So, while interpretative uncertainty and debate certainly prevail among archaeologists, there is one respect in which they are all united. Their hypotheses, to be convincing, must take all pertinent data into account. This is the third principle of archaeology: Hypotheses must respect the evidence. Any hypothesis that runs demonstrably against the evidence will be instantly rejected. Any hypothesis that is based on a selective presentation of the evidence will also be rejected, and for a very obvious reason. Who is to say that the hypothesis is not disproven by the evidence not taken into account?

Masada

Judean Desert
1st C CE
Plateau
first built by Herod the Great
Snake Path
Yigael Yaddin- Archaeologist
Romans made sure nobody could get in or out of Masada
Roman fort- Desert hasn't changed
Masada was totally surrounded
remote sensing
remains of all individual tents or houses
Jesifus- recorded Masada
Amnon Ben-tor-says masada says masada was real
Nachman Ben-Yahuda- says it is a myth
second wall inside-wood inside than dirty than wood again
battering wall hitting wall- romans
Israelis commit suicide

Tarim Mummies

1900 BC- 200 AD
white mummies in china

Please allow access to your computer’s microphone to use Voice Recording.

Having trouble?
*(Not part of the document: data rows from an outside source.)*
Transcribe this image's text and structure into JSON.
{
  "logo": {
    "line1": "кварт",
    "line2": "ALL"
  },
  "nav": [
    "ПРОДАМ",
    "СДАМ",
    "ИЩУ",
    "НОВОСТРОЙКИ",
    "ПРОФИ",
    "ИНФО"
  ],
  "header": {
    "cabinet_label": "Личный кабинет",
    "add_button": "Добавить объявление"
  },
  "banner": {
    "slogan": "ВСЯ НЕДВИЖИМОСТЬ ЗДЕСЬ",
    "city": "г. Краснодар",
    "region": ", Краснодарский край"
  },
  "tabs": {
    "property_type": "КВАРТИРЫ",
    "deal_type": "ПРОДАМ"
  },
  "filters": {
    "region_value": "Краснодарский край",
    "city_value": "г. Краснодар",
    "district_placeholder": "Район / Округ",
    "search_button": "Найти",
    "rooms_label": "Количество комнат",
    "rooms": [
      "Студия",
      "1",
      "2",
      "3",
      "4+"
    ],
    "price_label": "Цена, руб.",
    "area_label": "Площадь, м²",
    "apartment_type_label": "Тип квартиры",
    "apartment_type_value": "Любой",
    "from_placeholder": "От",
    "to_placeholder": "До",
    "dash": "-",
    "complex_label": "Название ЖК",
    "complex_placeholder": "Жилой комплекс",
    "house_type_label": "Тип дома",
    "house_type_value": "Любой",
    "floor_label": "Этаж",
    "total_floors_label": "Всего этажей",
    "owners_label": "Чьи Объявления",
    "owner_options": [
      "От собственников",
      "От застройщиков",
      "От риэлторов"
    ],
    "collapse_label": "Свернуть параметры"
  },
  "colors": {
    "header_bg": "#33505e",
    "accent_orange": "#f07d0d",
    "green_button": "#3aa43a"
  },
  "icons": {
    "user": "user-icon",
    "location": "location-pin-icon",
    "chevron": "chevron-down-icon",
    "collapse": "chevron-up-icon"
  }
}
Click here for help.

We can’t access your microphone!

Click the icon above to update your browser permissions above and try again

Example:

Reload the page to try again!

Reload

Press Cmd-0 to reset your zoom

Press Ctrl-0 to reset your zoom

It looks like your browser might be zoomed in or out. Your browser needs to be zoomed to a normal size to record audio.

Please upgrade Flash or install Chrome
to use Voice Recording.

For more help, see our troubleshooting page.

Your microphone is muted

For help fixing this issue, see this FAQ.

Star this term

You can study starred terms together

NEW! Voice Recording

Create Set